Print the listing below in full. Alter nothing.

<<<<

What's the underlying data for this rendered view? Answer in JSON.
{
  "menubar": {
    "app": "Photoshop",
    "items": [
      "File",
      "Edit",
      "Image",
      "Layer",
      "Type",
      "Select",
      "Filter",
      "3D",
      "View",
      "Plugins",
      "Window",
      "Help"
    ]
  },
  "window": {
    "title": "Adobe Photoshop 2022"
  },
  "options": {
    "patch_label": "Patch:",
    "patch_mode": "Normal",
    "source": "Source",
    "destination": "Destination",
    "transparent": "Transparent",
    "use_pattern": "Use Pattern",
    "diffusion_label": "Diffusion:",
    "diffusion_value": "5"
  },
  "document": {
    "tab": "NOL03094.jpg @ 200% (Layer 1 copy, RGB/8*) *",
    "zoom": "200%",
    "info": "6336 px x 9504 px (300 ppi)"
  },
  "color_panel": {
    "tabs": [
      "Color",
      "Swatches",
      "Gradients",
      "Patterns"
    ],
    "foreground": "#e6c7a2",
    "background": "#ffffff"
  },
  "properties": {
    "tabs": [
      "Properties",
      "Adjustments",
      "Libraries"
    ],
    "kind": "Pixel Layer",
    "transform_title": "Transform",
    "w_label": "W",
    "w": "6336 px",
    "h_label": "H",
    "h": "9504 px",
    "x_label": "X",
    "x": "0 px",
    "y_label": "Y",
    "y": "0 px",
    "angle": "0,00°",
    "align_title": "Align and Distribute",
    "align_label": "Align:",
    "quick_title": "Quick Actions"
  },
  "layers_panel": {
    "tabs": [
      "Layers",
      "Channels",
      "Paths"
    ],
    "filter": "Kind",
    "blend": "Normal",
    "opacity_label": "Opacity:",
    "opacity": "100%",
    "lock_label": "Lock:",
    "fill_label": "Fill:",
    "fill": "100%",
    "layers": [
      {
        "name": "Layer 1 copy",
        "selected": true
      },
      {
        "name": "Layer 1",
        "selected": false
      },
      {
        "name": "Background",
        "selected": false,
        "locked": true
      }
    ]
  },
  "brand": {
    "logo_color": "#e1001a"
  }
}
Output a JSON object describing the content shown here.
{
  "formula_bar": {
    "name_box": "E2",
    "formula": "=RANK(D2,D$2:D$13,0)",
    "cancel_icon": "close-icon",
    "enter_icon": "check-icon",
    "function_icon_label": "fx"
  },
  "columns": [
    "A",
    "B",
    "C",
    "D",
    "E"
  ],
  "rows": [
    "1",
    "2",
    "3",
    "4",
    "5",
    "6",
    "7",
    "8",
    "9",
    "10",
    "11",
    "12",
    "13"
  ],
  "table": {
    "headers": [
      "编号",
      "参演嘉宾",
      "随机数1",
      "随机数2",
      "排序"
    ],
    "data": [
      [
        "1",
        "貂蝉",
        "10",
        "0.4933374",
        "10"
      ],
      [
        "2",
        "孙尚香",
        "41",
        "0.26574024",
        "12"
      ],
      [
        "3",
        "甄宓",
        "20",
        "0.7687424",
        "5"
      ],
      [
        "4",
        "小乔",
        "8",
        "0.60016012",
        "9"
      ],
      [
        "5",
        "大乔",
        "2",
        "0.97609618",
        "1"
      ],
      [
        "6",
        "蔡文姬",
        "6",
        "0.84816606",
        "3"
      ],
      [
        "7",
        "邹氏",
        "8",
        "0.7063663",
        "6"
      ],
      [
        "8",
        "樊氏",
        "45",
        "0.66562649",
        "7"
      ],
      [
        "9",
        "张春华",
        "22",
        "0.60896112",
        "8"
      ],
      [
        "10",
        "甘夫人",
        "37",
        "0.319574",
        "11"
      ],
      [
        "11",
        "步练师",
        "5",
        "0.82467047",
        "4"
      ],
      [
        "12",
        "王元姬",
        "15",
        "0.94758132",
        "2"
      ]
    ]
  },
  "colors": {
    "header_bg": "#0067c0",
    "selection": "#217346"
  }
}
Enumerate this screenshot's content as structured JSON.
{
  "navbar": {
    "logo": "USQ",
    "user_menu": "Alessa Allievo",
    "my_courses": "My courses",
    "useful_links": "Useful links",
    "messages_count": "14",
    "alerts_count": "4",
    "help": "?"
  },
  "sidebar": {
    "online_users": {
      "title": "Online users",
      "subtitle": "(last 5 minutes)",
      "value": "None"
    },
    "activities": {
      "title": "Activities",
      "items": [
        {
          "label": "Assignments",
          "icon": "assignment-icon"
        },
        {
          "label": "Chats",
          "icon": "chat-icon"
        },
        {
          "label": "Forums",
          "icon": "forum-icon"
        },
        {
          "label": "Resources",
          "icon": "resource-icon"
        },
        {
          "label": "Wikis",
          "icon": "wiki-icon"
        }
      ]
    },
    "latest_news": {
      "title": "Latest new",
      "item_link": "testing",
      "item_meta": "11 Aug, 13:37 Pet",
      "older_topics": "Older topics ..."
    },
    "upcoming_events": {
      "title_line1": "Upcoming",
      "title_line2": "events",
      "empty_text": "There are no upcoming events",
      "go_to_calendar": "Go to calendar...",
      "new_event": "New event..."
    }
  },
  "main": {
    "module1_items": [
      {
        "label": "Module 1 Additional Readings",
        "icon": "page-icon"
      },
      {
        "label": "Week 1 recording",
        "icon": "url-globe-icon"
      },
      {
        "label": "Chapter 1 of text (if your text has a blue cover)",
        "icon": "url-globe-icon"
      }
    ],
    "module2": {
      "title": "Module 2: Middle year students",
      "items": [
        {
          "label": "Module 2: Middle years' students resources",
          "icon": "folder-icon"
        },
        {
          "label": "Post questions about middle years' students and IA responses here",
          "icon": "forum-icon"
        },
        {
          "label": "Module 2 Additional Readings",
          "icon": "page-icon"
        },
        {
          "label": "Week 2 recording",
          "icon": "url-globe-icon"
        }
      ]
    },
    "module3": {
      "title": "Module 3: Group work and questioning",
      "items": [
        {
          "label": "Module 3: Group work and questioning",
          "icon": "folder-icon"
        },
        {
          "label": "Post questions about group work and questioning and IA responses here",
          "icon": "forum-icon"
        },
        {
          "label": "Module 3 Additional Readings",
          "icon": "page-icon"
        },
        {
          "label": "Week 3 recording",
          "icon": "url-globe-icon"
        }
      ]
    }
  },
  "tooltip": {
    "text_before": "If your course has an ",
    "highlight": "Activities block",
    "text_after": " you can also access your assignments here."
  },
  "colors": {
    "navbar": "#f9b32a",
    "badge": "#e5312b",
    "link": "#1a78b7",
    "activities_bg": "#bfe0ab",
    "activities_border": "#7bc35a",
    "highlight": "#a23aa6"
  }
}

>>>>

RESULT OF THIS TASK:
What's the underlying data for this rendered view? Answer in JSON.
{
  "menubar": {
    "app": "Photoshop",
    "items": [
      "File",
      "Edit",
      "Image",
      "Layer",
      "Type",
      "Select",
      "Filter",
      "3D",
      "View",
      "Plugins",
      "Window",
      "Help"
    ]
  },
  "window": {
    "title": "Adobe Photoshop 2022"
  },
  "options": {
    "patch_label": "Patch:",
    "patch_mode": "Normal",
    "source": "Source",
    "destination": "Destination",
    "transparent": "Transparent",
    "use_pattern": "Use Pattern",
    "diffusion_label": "Diffusion:",
    "diffusion_value": "5"
  },
  "document": {
    "tab": "NOL03094.jpg @ 200% (Layer 1 copy, RGB/8*) *",
    "zoom": "200%",
    "info": "6336 px x 9504 px (300 ppi)"
  },
  "color_panel": {
    "tabs": [
      "Color",
      "Swatches",
      "Gradients",
      "Patterns"
    ],
    "foreground": "#e6c7a2",
    "background": "#ffffff"
  },
  "properties": {
    "tabs": [
      "Properties",
      "Adjustments",
      "Libraries"
    ],
    "kind": "Pixel Layer",
    "transform_title": "Transform",
    "w_label": "W",
    "w": "6336 px",
    "h_label": "H",
    "h": "9504 px",
    "x_label": "X",
    "x": "0 px",
    "y_label": "Y",
    "y": "0 px",
    "angle": "0,00°",
    "align_title": "Align and Distribute",
    "align_label": "Align:",
    "quick_title": "Quick Actions"
  },
  "layers_panel": {
    "tabs": [
      "Layers",
      "Channels",
      "Paths"
    ],
    "filter": "Kind",
    "blend": "Normal",
    "opacity_label": "Opacity:",
    "opacity": "100%",
    "lock_label": "Lock:",
    "fill_label": "Fill:",
    "fill": "100%",
    "layers": [
      {
        "name": "Layer 1 copy",
        "selected": true
      },
      {
        "name": "Layer 1",
        "selected": false
      },
      {
        "name": "Background",
        "selected": false,
        "locked": true
      }
    ]
  },
  "brand": {
    "logo_color": "#e1001a"
  }
}
Output a JSON object describing the content shown here.
{
  "formula_bar": {
    "name_box": "E2",
    "formula": "=RANK(D2,D$2:D$13,0)",
    "cancel_icon": "close-icon",
    "enter_icon": "check-icon",
    "function_icon_label": "fx"
  },
  "columns": [
    "A",
    "B",
    "C",
    "D",
    "E"
  ],
  "rows": [
    "1",
    "2",
    "3",
    "4",
    "5",
    "6",
    "7",
    "8",
    "9",
    "10",
    "11",
    "12",
    "13"
  ],
  "table": {
    "headers": [
      "编号",
      "参演嘉宾",
      "随机数1",
      "随机数2",
      "排序"
    ],
    "data": [
      [
        "1",
        "貂蝉",
        "10",
        "0.4933374",
        "10"
      ],
      [
        "2",
        "孙尚香",
        "41",
        "0.26574024",
        "12"
      ],
      [
        "3",
        "甄宓",
        "20",
        "0.7687424",
        "5"
      ],
      [
        "4",
        "小乔",
        "8",
        "0.60016012",
        "9"
      ],
      [
        "5",
        "大乔",
        "2",
        "0.97609618",
        "1"
      ],
      [
        "6",
        "蔡文姬",
        "6",
        "0.84816606",
        "3"
      ],
      [
        "7",
        "邹氏",
        "8",
        "0.7063663",
        "6"
      ],
      [
        "8",
        "樊氏",
        "45",
        "0.66562649",
        "7"
      ],
      [
        "9",
        "张春华",
        "22",
        "0.60896112",
        "8"
      ],
      [
        "10",
        "甘夫人",
        "37",
        "0.319574",
        "11"
      ],
      [
        "11",
        "步练师",
        "5",
        "0.82467047",
        "4"
      ],
      [
        "12",
        "王元姬",
        "15",
        "0.94758132",
        "2"
      ]
    ]
  },
  "colors": {
    "header_bg": "#0067c0",
    "selection": "#217346"
  }
}
Enumerate this screenshot's content as structured JSON.
{
  "navbar": {
    "logo": "USQ",
    "user_menu": "Alessa Allievo",
    "my_courses": "My courses",
    "useful_links": "Useful links",
    "messages_count": "14",
    "alerts_count": "4",
    "help": "?"
  },
  "sidebar": {
    "online_users": {
      "title": "Online users",
      "subtitle": "(last 5 minutes)",
      "value": "None"
    },
    "activities": {
      "title": "Activities",
      "items": [
        {
          "label": "Assignments",
          "icon": "assignment-icon"
        },
        {
          "label": "Chats",
          "icon": "chat-icon"
        },
        {
          "label": "Forums",
          "icon": "forum-icon"
        },
        {
          "label": "Resources",
          "icon": "resource-icon"
        },
        {
          "label": "Wikis",
          "icon": "wiki-icon"
        }
      ]
    },
    "latest_news": {
      "title": "Latest new",
      "item_link": "testing",
      "item_meta": "11 Aug, 13:37 Pet",
      "older_topics": "Older topics ..."
    },
    "upcoming_events": {
      "title_line1": "Upcoming",
      "title_line2": "events",
      "empty_text": "There are no upcoming events",
      "go_to_calendar": "Go to calendar...",
      "new_event": "New event..."
    }
  },
  "main": {
    "module1_items": [
      {
        "label": "Module 1 Additional Readings",
        "icon": "page-icon"
      },
      {
        "label": "Week 1 recording",
        "icon": "url-globe-icon"
      },
      {
        "label": "Chapter 1 of text (if your text has a blue cover)",
        "icon": "url-globe-icon"
      }
    ],
    "module2": {
      "title": "Module 2: Middle year students",
      "items": [
        {
          "label": "Module 2: Middle years' students resources",
          "icon": "folder-icon"
        },
        {
          "label": "Post questions about middle years' students and IA responses here",
          "icon": "forum-icon"
        },
        {
          "label": "Module 2 Additional Readings",
          "icon": "page-icon"
        },
        {
          "label": "Week 2 recording",
          "icon": "url-globe-icon"
        }
      ]
    },
    "module3": {
      "title": "Module 3: Group work and questioning",
      "items": [
        {
          "label": "Module 3: Group work and questioning",
          "icon": "folder-icon"
        },
        {
          "label": "Post questions about group work and questioning and IA responses here",
          "icon": "forum-icon"
        },
        {
          "label": "Module 3 Additional Readings",
          "icon": "page-icon"
        },
        {
          "label": "Week 3 recording",
          "icon": "url-globe-icon"
        }
      ]
    }
  },
  "tooltip": {
    "text_before": "If your course has an ",
    "highlight": "Activities block",
    "text_after": " you can also access your assignments here."
  },
  "colors": {
    "navbar": "#f9b32a",
    "badge": "#e5312b",
    "link": "#1a78b7",
    "activities_bg": "#bfe0ab",
    "activities_border": "#7bc35a",
    "highlight": "#a23aa6"
  }
}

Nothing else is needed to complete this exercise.